### Dataset content

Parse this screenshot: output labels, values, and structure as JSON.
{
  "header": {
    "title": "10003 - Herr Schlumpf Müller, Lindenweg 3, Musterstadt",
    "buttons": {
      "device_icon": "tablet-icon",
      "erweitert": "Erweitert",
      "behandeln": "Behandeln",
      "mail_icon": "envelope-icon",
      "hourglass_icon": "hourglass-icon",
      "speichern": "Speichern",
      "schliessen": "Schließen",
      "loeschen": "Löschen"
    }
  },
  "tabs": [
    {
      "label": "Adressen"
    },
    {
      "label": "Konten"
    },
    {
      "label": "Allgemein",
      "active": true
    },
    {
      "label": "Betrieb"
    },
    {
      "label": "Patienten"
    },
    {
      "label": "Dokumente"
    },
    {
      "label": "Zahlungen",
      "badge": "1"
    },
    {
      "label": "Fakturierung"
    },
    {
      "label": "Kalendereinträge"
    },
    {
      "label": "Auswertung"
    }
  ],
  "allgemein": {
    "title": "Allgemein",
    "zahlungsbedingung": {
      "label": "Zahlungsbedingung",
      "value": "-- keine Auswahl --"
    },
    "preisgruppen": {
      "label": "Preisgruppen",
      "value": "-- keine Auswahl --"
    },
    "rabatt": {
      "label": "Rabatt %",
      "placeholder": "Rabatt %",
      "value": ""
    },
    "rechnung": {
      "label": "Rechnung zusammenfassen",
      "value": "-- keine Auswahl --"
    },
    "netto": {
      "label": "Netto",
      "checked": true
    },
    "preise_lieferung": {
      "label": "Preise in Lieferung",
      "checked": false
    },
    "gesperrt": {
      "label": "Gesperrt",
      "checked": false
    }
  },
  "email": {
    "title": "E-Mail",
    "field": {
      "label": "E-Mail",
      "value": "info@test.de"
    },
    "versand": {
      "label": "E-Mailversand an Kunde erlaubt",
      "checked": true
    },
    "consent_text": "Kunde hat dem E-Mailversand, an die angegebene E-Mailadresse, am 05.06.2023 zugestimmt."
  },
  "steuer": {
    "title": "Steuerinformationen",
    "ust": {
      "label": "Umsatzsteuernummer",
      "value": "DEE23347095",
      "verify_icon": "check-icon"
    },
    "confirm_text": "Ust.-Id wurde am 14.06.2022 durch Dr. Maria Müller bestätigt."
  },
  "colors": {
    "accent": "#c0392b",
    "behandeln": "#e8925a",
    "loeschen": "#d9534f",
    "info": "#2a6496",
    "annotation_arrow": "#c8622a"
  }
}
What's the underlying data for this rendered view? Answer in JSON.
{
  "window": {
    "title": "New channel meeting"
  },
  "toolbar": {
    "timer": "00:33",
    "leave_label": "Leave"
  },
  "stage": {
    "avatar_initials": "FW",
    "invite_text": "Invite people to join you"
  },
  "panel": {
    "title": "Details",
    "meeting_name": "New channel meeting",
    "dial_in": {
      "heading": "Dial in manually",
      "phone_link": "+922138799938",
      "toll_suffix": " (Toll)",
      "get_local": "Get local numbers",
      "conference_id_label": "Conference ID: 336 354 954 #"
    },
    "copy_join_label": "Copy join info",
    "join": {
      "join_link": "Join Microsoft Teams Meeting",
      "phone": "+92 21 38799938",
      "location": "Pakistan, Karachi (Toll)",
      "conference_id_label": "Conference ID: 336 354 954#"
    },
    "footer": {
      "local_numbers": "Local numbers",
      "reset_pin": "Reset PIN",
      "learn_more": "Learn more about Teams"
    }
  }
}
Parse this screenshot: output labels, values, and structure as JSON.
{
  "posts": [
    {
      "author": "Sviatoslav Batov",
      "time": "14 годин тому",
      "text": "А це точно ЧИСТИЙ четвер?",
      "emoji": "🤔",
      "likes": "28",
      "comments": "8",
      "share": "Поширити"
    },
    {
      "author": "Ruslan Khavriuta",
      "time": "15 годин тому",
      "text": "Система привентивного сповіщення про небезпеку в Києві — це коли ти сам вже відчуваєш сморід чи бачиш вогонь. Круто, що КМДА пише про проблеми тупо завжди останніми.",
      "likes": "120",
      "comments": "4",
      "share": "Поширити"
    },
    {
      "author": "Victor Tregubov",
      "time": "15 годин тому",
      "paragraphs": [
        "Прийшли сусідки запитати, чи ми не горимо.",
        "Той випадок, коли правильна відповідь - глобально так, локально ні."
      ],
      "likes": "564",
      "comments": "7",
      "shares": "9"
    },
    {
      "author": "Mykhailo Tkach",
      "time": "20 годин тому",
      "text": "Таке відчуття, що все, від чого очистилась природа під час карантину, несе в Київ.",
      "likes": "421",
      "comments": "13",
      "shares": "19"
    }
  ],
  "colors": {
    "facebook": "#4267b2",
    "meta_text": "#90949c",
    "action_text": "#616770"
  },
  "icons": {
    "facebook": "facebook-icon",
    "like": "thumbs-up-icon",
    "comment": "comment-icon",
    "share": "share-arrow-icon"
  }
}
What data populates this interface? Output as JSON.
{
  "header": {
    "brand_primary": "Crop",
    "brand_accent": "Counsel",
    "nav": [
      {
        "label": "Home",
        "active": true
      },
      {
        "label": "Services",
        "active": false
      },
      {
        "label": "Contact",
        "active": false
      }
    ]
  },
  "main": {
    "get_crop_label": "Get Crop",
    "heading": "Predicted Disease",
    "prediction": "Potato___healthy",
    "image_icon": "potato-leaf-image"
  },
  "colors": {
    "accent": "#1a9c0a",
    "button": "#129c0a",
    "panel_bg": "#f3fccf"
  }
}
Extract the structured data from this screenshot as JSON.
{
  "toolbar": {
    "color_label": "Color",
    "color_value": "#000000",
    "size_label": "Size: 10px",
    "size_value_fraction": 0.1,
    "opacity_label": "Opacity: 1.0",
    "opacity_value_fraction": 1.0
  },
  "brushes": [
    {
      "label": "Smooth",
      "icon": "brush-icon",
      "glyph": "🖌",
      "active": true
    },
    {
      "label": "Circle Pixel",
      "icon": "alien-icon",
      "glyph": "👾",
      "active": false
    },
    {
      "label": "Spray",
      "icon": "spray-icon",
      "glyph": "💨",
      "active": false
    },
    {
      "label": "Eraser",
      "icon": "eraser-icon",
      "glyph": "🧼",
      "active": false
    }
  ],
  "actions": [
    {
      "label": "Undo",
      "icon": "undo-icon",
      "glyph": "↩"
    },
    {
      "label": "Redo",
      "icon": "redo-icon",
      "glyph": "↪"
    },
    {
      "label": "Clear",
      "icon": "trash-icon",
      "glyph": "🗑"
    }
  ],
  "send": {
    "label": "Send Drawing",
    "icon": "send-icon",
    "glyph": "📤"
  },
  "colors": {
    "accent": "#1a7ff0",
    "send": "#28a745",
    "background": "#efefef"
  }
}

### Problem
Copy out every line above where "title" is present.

### Result of this exercise
    "title": "10003 - Herr Schlumpf Müller, Lindenweg 3, Musterstadt",
    "title": "Allgemein",
    "title": "E-Mail",
    "title": "Steuerinformationen",
    "title": "New channel meeting"
    "title": "Details",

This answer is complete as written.